PROBLEM REQUIREMENTS: Among the following entries, how many lines hold the string "returns"? State only the number.

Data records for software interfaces
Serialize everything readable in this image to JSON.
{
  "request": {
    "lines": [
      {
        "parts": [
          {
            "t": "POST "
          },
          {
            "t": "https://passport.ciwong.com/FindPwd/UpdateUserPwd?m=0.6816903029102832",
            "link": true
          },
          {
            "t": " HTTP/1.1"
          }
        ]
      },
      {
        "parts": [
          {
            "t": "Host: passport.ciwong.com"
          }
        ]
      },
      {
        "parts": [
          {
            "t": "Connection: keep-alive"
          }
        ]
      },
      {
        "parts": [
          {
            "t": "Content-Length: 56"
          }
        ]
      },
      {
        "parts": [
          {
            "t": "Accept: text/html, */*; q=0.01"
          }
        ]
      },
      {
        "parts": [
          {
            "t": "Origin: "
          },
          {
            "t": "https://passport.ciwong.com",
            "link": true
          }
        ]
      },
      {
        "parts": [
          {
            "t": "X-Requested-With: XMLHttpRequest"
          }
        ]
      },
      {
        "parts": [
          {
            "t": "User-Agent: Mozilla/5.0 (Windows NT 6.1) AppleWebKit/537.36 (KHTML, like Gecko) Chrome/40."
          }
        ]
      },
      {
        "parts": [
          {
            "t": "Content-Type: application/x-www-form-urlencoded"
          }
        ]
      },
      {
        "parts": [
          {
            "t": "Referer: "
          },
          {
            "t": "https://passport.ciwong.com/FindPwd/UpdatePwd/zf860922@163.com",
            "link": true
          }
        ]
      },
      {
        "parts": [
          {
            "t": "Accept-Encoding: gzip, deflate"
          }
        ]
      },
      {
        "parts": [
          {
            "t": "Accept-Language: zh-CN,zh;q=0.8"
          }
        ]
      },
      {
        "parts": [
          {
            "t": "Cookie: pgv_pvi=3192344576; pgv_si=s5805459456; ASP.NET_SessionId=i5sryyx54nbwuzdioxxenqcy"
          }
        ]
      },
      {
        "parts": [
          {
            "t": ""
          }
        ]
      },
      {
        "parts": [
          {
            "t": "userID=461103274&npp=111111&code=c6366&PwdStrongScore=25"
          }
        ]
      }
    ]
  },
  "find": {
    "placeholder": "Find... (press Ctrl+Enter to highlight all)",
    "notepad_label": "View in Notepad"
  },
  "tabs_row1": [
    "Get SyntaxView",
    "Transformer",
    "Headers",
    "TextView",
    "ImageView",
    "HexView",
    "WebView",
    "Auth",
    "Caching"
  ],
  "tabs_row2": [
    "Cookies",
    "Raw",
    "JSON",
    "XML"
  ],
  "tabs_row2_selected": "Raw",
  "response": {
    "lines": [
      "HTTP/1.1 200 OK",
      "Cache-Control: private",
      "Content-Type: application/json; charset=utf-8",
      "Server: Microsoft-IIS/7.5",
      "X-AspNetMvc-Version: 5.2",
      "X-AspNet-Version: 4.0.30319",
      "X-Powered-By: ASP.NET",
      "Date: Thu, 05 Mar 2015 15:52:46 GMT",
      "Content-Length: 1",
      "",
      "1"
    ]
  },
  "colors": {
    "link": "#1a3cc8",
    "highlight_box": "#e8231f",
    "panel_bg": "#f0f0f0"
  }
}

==

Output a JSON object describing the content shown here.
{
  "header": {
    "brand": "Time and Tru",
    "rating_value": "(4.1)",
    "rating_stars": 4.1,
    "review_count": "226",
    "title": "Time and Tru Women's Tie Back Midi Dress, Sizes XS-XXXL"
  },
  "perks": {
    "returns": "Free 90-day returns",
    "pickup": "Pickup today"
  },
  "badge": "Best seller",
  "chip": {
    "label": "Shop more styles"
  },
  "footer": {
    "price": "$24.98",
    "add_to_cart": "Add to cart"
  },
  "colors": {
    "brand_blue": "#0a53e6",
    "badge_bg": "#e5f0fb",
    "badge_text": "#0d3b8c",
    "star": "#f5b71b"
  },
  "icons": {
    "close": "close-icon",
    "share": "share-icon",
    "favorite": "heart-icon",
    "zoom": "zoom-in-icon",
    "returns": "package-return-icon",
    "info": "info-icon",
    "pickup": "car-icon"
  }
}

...

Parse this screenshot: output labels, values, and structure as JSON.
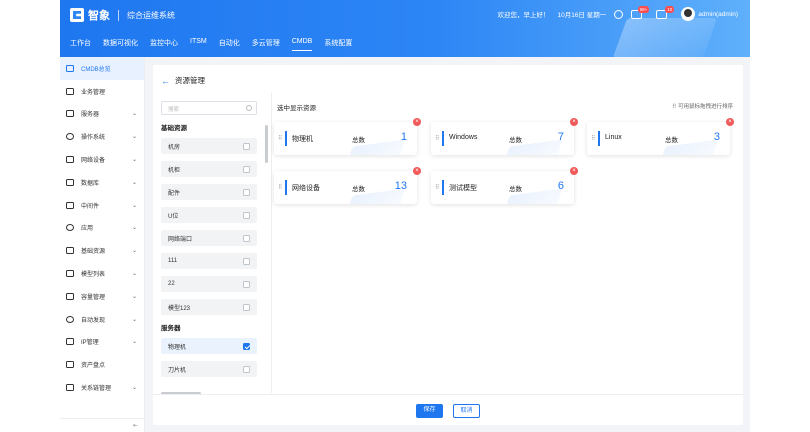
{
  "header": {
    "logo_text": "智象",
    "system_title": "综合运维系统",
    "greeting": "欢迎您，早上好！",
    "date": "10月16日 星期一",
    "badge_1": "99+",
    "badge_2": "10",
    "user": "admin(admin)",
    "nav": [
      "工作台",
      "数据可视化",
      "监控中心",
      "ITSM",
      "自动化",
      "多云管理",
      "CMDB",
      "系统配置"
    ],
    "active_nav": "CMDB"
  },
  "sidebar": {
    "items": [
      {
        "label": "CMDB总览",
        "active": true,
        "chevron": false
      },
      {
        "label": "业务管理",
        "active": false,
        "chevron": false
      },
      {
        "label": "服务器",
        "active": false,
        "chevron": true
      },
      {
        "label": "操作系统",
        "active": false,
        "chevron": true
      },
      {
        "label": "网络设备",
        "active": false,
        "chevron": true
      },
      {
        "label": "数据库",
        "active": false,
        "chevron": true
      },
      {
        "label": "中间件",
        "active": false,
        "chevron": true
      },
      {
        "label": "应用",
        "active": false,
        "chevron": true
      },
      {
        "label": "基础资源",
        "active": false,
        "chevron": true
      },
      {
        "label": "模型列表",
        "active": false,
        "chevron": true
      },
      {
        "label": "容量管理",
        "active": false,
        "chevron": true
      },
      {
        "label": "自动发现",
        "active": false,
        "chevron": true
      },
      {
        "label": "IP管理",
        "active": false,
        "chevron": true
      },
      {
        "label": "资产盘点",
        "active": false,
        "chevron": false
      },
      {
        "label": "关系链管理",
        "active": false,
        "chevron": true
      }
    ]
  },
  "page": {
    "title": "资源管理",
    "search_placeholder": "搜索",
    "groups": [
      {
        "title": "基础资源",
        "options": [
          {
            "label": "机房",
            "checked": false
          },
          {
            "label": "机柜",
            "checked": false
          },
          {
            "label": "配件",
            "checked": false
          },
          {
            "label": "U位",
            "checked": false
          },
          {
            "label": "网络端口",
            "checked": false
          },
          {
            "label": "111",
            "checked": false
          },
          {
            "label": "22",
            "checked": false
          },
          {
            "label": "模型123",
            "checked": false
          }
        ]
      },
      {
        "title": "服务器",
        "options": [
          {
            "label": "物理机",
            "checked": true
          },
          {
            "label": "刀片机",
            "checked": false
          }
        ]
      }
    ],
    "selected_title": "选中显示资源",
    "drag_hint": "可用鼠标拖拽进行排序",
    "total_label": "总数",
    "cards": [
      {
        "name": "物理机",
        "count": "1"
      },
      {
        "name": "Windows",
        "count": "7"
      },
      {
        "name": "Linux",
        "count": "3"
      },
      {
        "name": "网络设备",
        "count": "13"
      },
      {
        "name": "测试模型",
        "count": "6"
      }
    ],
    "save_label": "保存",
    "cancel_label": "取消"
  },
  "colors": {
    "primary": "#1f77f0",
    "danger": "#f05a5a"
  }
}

ANSWER TO THIS PROBLEM: 2